As in television detective work, one relies on a combination of old-fashioned sleuthing, technological aids and dumb luck.
Witnesses help, but they can be unreliable; never intending to fact-check or source their literary prose, both authors had forgotten precisely where several quotations had come from.
My own familiarity with some of the sources helped—literary translation is almost always served by elective affinities between author and translator, which in this case meant that we had already been reading a lot of the same stuff—but I still had to become conversant with authors and texts that had never meant much to me before.
Digital searches, which cover millions of texts in a fraction of a second, help a lot.
A typical day’s work brings all these resources into play and still ends with a note to one’s tomorrow-morning self about where to pick up the thread.
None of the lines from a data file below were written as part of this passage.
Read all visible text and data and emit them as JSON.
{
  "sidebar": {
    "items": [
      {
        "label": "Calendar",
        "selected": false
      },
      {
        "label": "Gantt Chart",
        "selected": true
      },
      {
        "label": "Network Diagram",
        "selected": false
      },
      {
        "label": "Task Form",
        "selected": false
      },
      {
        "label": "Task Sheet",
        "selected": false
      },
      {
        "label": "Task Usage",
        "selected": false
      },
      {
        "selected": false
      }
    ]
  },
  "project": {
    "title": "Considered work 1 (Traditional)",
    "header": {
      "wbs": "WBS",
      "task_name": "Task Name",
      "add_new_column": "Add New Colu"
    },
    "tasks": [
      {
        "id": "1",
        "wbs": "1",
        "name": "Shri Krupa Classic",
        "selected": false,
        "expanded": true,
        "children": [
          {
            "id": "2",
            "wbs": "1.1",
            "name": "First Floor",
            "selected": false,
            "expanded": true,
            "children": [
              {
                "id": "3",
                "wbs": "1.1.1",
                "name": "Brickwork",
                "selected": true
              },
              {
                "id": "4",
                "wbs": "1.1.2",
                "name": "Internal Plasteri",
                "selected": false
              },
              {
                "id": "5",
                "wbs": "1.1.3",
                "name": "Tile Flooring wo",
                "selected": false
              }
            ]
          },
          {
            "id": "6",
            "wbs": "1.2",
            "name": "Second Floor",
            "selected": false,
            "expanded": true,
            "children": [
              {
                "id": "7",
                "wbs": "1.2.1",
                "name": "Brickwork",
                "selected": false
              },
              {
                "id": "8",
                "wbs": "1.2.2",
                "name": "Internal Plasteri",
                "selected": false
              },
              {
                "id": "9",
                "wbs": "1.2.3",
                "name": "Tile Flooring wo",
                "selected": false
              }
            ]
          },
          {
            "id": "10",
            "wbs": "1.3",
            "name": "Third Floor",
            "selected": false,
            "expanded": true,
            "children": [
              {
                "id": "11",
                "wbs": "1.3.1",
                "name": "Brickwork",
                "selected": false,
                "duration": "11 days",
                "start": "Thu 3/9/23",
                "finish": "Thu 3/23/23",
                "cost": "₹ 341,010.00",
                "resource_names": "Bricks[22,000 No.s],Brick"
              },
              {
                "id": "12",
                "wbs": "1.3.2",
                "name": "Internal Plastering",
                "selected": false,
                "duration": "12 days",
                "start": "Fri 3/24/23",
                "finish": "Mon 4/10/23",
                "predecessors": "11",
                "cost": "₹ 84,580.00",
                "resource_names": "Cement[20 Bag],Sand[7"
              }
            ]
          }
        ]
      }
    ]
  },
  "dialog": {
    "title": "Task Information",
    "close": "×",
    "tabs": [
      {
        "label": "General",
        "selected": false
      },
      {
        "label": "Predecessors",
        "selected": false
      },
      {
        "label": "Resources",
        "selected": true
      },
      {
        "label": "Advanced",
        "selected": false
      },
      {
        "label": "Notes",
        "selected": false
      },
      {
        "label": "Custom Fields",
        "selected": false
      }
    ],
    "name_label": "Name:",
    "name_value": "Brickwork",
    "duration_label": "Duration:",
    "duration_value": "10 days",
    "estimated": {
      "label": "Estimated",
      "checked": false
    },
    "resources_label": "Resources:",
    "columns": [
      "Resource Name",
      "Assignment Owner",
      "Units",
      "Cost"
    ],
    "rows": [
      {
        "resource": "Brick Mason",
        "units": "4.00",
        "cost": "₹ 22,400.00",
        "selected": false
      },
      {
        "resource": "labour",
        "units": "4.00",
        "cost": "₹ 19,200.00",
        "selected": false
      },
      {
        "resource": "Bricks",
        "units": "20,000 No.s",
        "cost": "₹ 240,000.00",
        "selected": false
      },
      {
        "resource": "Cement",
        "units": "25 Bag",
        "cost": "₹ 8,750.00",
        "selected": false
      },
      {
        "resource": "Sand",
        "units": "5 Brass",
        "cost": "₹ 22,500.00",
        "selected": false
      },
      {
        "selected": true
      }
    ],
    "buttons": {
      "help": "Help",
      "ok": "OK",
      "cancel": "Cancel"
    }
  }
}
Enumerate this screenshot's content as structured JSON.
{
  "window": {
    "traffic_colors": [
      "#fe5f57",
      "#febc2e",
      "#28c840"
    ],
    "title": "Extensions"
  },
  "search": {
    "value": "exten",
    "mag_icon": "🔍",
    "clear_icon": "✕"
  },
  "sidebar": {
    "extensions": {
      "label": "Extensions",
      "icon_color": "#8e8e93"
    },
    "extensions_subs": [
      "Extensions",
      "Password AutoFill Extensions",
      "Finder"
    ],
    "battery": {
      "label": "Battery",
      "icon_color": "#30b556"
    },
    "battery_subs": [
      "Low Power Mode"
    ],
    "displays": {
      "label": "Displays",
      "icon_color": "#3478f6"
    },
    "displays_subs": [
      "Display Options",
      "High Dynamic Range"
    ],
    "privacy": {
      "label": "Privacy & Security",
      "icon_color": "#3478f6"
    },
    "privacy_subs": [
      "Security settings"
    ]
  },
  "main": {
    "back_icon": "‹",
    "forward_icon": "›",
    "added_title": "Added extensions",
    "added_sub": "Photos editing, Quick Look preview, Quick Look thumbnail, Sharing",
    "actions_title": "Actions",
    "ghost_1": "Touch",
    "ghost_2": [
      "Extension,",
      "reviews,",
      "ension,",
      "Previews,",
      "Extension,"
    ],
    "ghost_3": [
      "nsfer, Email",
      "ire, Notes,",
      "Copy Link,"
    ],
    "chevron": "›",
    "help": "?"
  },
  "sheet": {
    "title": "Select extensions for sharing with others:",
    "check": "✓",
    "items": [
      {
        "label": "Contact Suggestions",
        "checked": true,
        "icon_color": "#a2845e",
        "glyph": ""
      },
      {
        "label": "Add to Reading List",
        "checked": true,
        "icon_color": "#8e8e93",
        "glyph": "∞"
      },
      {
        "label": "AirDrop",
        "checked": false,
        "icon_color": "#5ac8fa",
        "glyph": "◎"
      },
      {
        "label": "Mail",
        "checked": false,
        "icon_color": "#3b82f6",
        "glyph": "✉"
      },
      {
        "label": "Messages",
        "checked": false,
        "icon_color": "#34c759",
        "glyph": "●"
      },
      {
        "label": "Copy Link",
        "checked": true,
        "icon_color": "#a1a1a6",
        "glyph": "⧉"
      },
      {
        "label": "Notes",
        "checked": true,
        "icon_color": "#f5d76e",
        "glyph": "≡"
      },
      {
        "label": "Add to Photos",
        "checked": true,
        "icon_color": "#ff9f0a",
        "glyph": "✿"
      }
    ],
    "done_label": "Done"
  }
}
After all, most CSI-type crime dramas mark their entr’acte with a scene of frustration, that moment when the investigators hit a wall (literally or figuratively, depending on the quality of the direction and/or set design), so that after the commercial break (or, for the translator, a good night’s sleep), we can backtrack and re-evaluate.
That was my daily life for about a year.
What could possibly motivate someone to perform this kind of labor?
The per-hour wage for literary translation in the United States usually works out to cents.
The appeal, what sustains the translator from one jaw-clenching moment to the next, is the purely poetic activity of matching a word or phrase, of reorchestrating the tonal shifts from one language to another.
But in the end, all you really want to do is to climb inside this text in order to understand how it works, what it was that sparked the enthusiasm bordering on obsession that is the sine qua non of labor so generous in its demands and poor in its pay.
Sometimes it’s only by reconstructing the machine from the inside out, switching it on, and watching it work that you can move on to something else.
If you can outfit it with a new bibliography or index along the way, more’s the better.
By BENJAMIN PALOFF
Source: The Nation